So you write everything down on a piece of paper and download your brain, which can be really beneficial. In fact, journaling can aid in the organization of your thoughts. When you can see everything in front of you, it can be a huge aid in reducing stress, especially if you’re going through menopause and finding yourself increasingly worried, apprehensive, uneasy, and unconfident.
And this is often due to the hormonal imbalances you know as Estrogen’s levels are changing as progesterone levels are changing and testosterone. These are all huge hormones that have such a big impact on how we think and how we feel journaling talking things through doing some life laundry are there some decisions that you really do have to make right now. This is important for your mental health and your happiness and your well-being.
Chat with your GP
When you’ve exhausted all of the points that I’ve chatted about is maybe go and have a chat with your GP. Rind out from the surgery if there’s a menopause specialist on staff and if there isn’t many GP surgeries; are now all coming together in Super surgeries.
And there might be a menopause specialist in another surgery that you can go and say there’s so much more research and evidence-based research. Out of there now some GPS will be really on top of it all and others won’t; so it’s finding the GP that has the best and the latest information and then if sleep is completely evading you and it’s really spoiling your quality of life it’s affecting your cravings your weight management; how you think, how you feel your relationship’s if you’ve got energy to show up in the world and do it.
This is all affected by poor sleep so it is worth finding a good solution and getting this sorted out HRT might be an option for you. And there’s so many different HR T’s out there so being empowered and being educated and talking to your health practitioner and finding out what could be working for you.
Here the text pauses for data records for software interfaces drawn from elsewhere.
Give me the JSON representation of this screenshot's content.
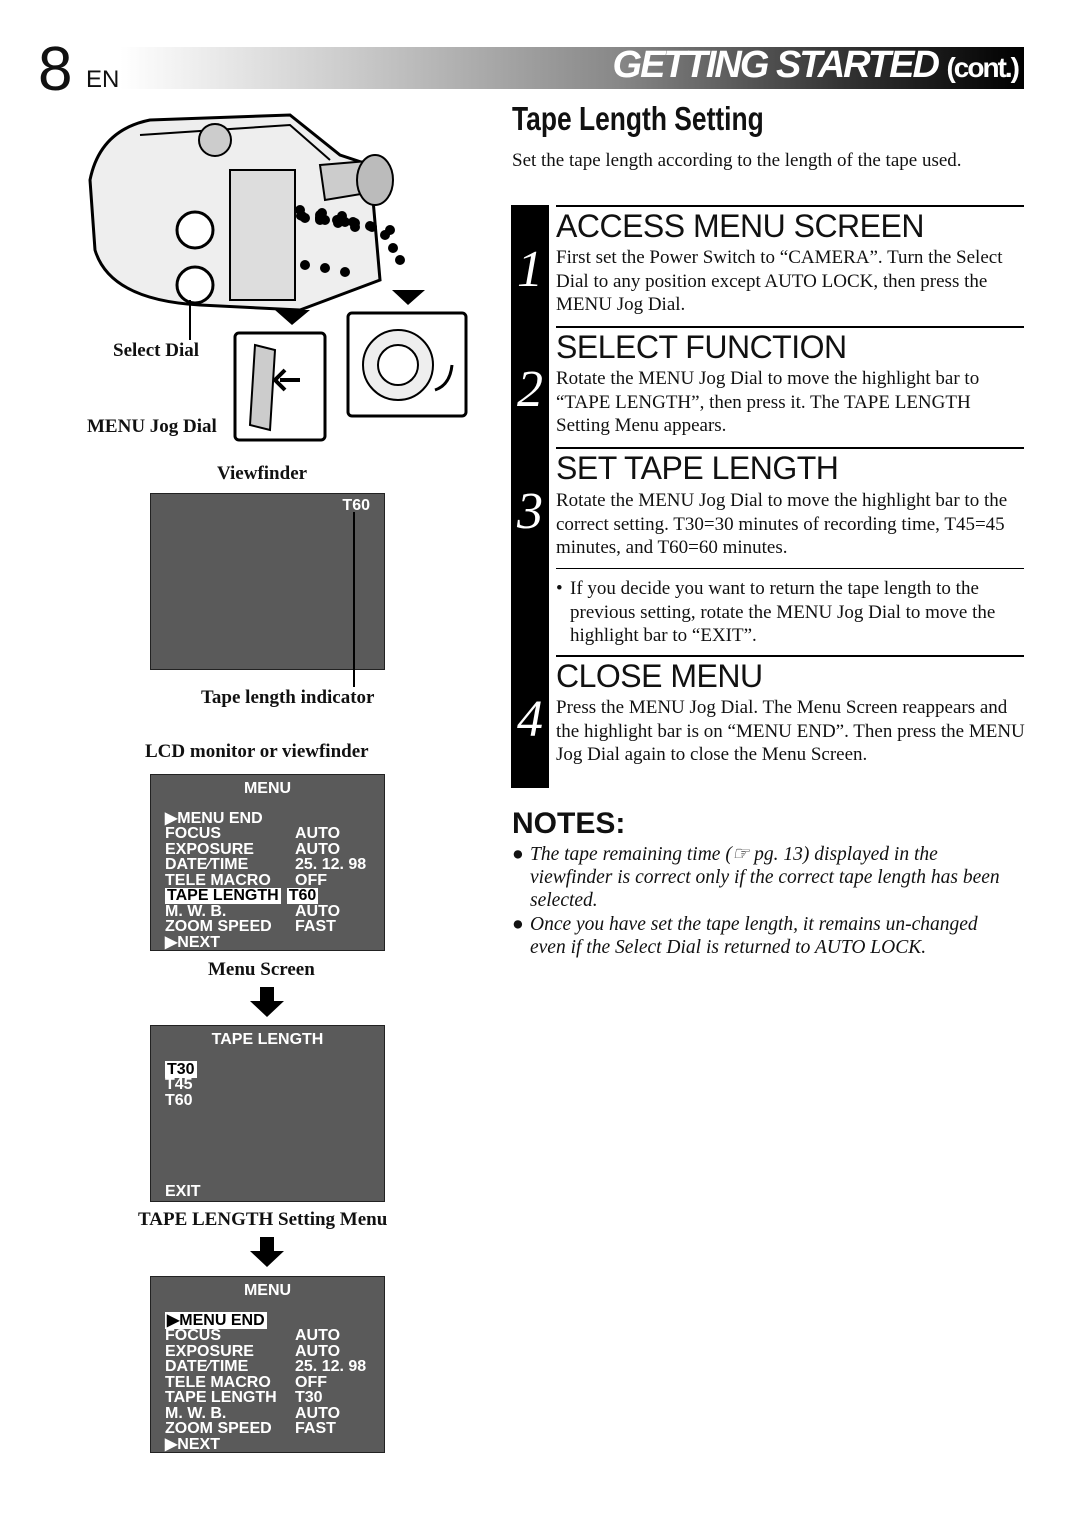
{
  "header": {
    "page_number": "8",
    "lang": "EN",
    "section": "GETTING STARTED",
    "section_suffix": "(cont.)"
  },
  "title": "Tape Length Setting",
  "intro": "Set the tape length according to the length of the tape used.",
  "left": {
    "select_dial": "Select Dial",
    "menu_jog_dial": "MENU Jog Dial",
    "viewfinder": "Viewfinder",
    "viewfinder_value": "T60",
    "tape_length_indicator": "Tape length indicator",
    "lcd_label": "LCD monitor or viewfinder",
    "menu_screen_label": "Menu Screen",
    "tape_menu_label": "TAPE LENGTH Setting Menu"
  },
  "menu1": {
    "title": "MENU",
    "menu_end": "▶MENU  END",
    "rows": [
      {
        "k": "FOCUS",
        "v": "AUTO"
      },
      {
        "k": "EXPOSURE",
        "v": "AUTO"
      },
      {
        "k": "DATE∕TIME",
        "v": "25. 12. 98"
      },
      {
        "k": "TELE  MACRO",
        "v": "OFF"
      },
      {
        "k": "TAPE  LENGTH",
        "v": "T60"
      },
      {
        "k": "M. W. B.",
        "v": "AUTO"
      },
      {
        "k": "ZOOM SPEED",
        "v": "FAST"
      }
    ],
    "next": "▶NEXT"
  },
  "tape_menu": {
    "title": "TAPE  LENGTH",
    "options": [
      "T30",
      "T45",
      "T60"
    ],
    "exit": "EXIT"
  },
  "menu2": {
    "title": "MENU",
    "menu_end": "▶MENU  END",
    "rows": [
      {
        "k": "FOCUS",
        "v": "AUTO"
      },
      {
        "k": "EXPOSURE",
        "v": "AUTO"
      },
      {
        "k": "DATE∕TIME",
        "v": "25. 12. 98"
      },
      {
        "k": "TELE  MACRO",
        "v": "OFF"
      },
      {
        "k": "TAPE  LENGTH",
        "v": "T30"
      },
      {
        "k": "M. W. B.",
        "v": "AUTO"
      },
      {
        "k": "ZOOM SPEED",
        "v": "FAST"
      }
    ],
    "next": "▶NEXT"
  },
  "steps": [
    {
      "num": "1",
      "head": "ACCESS MENU SCREEN",
      "body": "First set the Power Switch to “CAMERA”. Turn the Select Dial to any position except AUTO LOCK, then press the MENU Jog Dial."
    },
    {
      "num": "2",
      "head": "SELECT FUNCTION",
      "body": "Rotate the MENU Jog Dial to move the highlight bar to “TAPE LENGTH”, then press it. The TAPE LENGTH Setting Menu appears."
    },
    {
      "num": "3",
      "head": "SET TAPE LENGTH",
      "body": "Rotate the MENU Jog Dial to move the highlight bar to the correct setting. T30=30 minutes of recording time, T45=45 minutes, and T60=60 minutes.",
      "bullet": "If  you decide you want to return the tape length to the previous setting, rotate the MENU Jog Dial to move the highlight bar to “EXIT”."
    },
    {
      "num": "4",
      "head": "CLOSE MENU",
      "body": "Press the MENU Jog Dial. The Menu Screen reappears and the highlight bar is on “MENU END”. Then press the MENU Jog Dial again to close the Menu Screen."
    }
  ],
  "notes": {
    "title": "NOTES:",
    "items": [
      "The tape remaining time (☞ pg. 13) displayed in the viewfinder is correct only if the correct tape length has been selected.",
      "Once you have set the tape length, it remains un-changed even if the Select Dial is returned to AUTO LOCK."
    ]
  }
}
I hope you’ve enjoyed this menopause series, this is a time for all of us to thrive and go into the second half of our lives feeling ready to hit are our goals use all this amazing life experience that we have and just really living our best life. if you have a question or a comment remember to place a comment in the comment section love to hear from you.
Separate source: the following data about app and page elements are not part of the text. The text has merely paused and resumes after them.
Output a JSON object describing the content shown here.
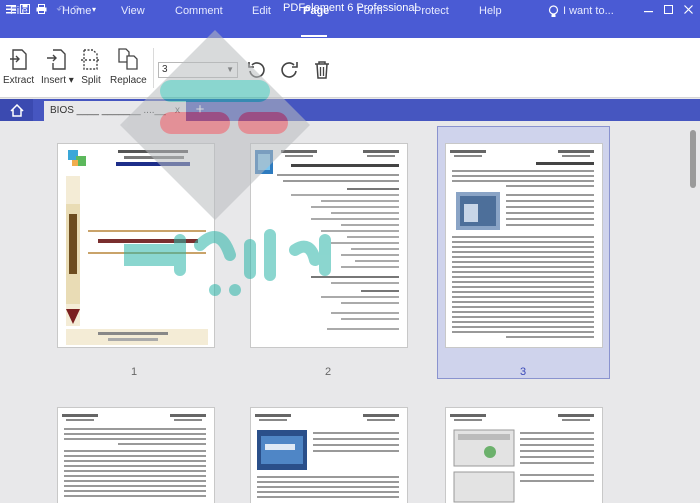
{
  "titlebar": {
    "title": "PDFelement 6 Professional",
    "quick_access": [
      "menu-icon",
      "save-icon",
      "print-icon",
      "undo-icon",
      "redo-icon",
      "customize-icon"
    ]
  },
  "window_controls": [
    "minimize-icon",
    "maximize-icon",
    "close-icon"
  ],
  "menu": {
    "items": [
      "File",
      "Home",
      "View",
      "Comment",
      "Edit",
      "Page",
      "Form",
      "Protect",
      "Help"
    ],
    "active": "Page",
    "search_label": "I want to..."
  },
  "toolbar": {
    "extract": "Extract",
    "insert": "Insert",
    "split": "Split",
    "replace": "Replace",
    "page_select_value": "3"
  },
  "tabs": {
    "doc_title": "BIOS ____ _______ ....__",
    "close": "x"
  },
  "pages": [
    {
      "number": "1"
    },
    {
      "number": "2"
    },
    {
      "number": "3",
      "selected": true
    }
  ],
  "colors": {
    "brand": "#4a5bd4",
    "tab_bar": "#4656c0",
    "selection": "#cfd3ec",
    "watermark_teal": "#2bb5a8",
    "watermark_red": "#e04a55",
    "watermark_gray": "#b9bcbf"
  }
}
Is it true that menopause insomnia goes away?
Many people suffer from insomnia from time to time, but if not managed properly, menopause-related sleeplessness can linger for weeks or months. If you’re having trouble sleeping, talk to your doctor about your choices.
How can I get a better night’s sleep during menopause?
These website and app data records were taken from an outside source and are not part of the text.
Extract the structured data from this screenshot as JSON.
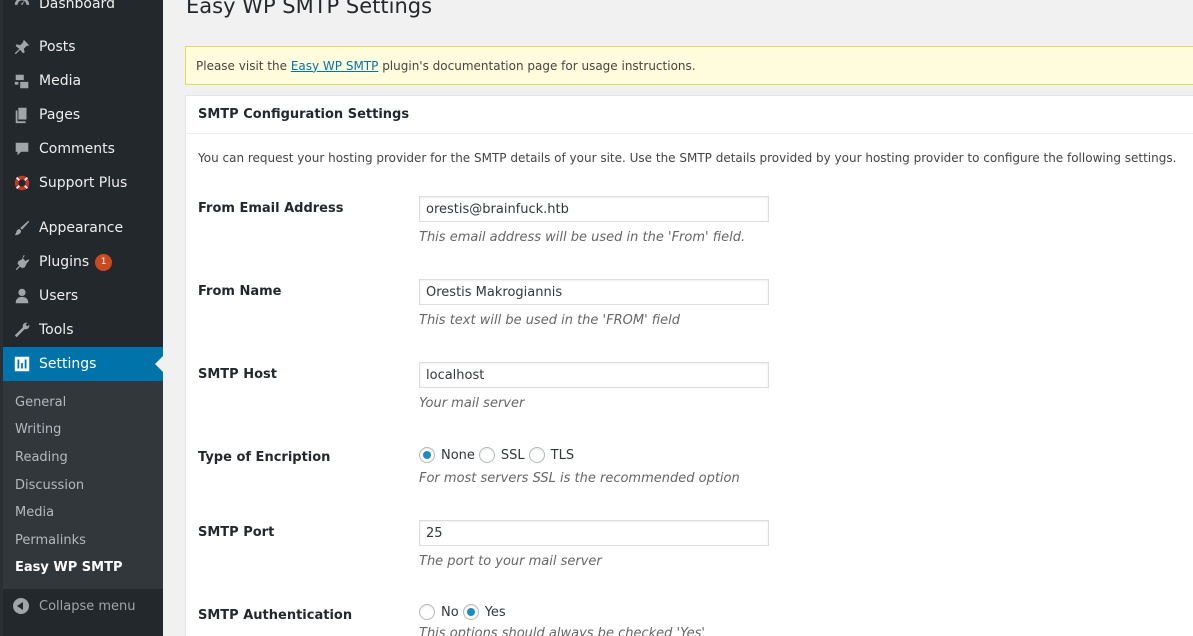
{
  "sidebar": {
    "top_partial": "Dashboard",
    "items": [
      {
        "label": "Posts",
        "icon": "pin-icon"
      },
      {
        "label": "Media",
        "icon": "media-icon"
      },
      {
        "label": "Pages",
        "icon": "pages-icon"
      },
      {
        "label": "Comments",
        "icon": "comment-icon"
      },
      {
        "label": "Support Plus",
        "icon": "lifebuoy-icon"
      },
      {
        "label": "Appearance",
        "icon": "brush-icon"
      },
      {
        "label": "Plugins",
        "icon": "plugin-icon",
        "badge": "1"
      },
      {
        "label": "Users",
        "icon": "user-icon"
      },
      {
        "label": "Tools",
        "icon": "wrench-icon"
      },
      {
        "label": "Settings",
        "icon": "settings-icon",
        "active": true
      }
    ],
    "submenu": [
      "General",
      "Writing",
      "Reading",
      "Discussion",
      "Media",
      "Permalinks",
      "Easy WP SMTP"
    ],
    "collapse_label": "Collapse menu"
  },
  "page": {
    "title": "Easy WP SMTP Settings",
    "notice_prefix": "Please visit the ",
    "notice_link": "Easy WP SMTP",
    "notice_suffix": " plugin's documentation page for usage instructions.",
    "panel_title": "SMTP Configuration Settings",
    "intro": "You can request your hosting provider for the SMTP details of your site. Use the SMTP details provided by your hosting provider to configure the following settings."
  },
  "fields": {
    "from_email": {
      "label": "From Email Address",
      "value": "orestis@brainfuck.htb",
      "desc": "This email address will be used in the 'From' field."
    },
    "from_name": {
      "label": "From Name",
      "value": "Orestis Makrogiannis",
      "desc": "This text will be used in the 'FROM' field"
    },
    "smtp_host": {
      "label": "SMTP Host",
      "value": "localhost",
      "desc": "Your mail server"
    },
    "encryption": {
      "label": "Type of Encription",
      "options": [
        "None",
        "SSL",
        "TLS"
      ],
      "selected": "None",
      "desc": "For most servers SSL is the recommended option"
    },
    "smtp_port": {
      "label": "SMTP Port",
      "value": "25",
      "desc": "The port to your mail server"
    },
    "smtp_auth": {
      "label": "SMTP Authentication",
      "options": [
        "No",
        "Yes"
      ],
      "selected": "Yes",
      "desc": "This options should always be checked 'Yes'"
    }
  },
  "colors": {
    "sidebar_bg": "#23282d",
    "submenu_bg": "#32373c",
    "accent": "#0073aa",
    "notice_bg": "#fefcdc",
    "badge": "#ca4a1f"
  }
}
- Stick to a consistent bedtime routine, which includes getting to bed at the same time every night.
- Exercise on a regular basis, but not soon before bedtime.
- Limit your caffeine intake.
- Avoid taking naps during the day if you want to get a good night’s sleep.
What helps you sleep better through the night?
- Create a peaceful, soothing nighttime ritual
- Take a moment to relax your body
- Create a sleep-friendly environment in your bedroom
- Keep clocks out of sight in your bedroom
- Limit caffeine intake after noon and alcohol consumption to one drink several hours before bedtime
- Quit smoking if you can
- Exercise on a regular basis
- Only go to bed when you’re tired
Do you find yourself sleeping a lot during menopause?
Hot flashes and night sweats are caused by hormonal changes that can also influence your mood and energy levels, resulting in weariness. These hormone changes can also make it difficult for you to sleep at night, leaving you exhausted during the day.
My name is Susanna and in addition to managing the hypeladies – Moms Life site; I am also a mother of 2 Children. I’ve been in a lot as a mom including money management, healthy lifestyle, different needs, parenting, 9 to 6 job, working from home, going for walks with my personal groups while raising my kids, world tour with families and much more. !!! I share all of My Experience to motivate all Moms to stay strong so that all succeed in life. Have A Nice Reading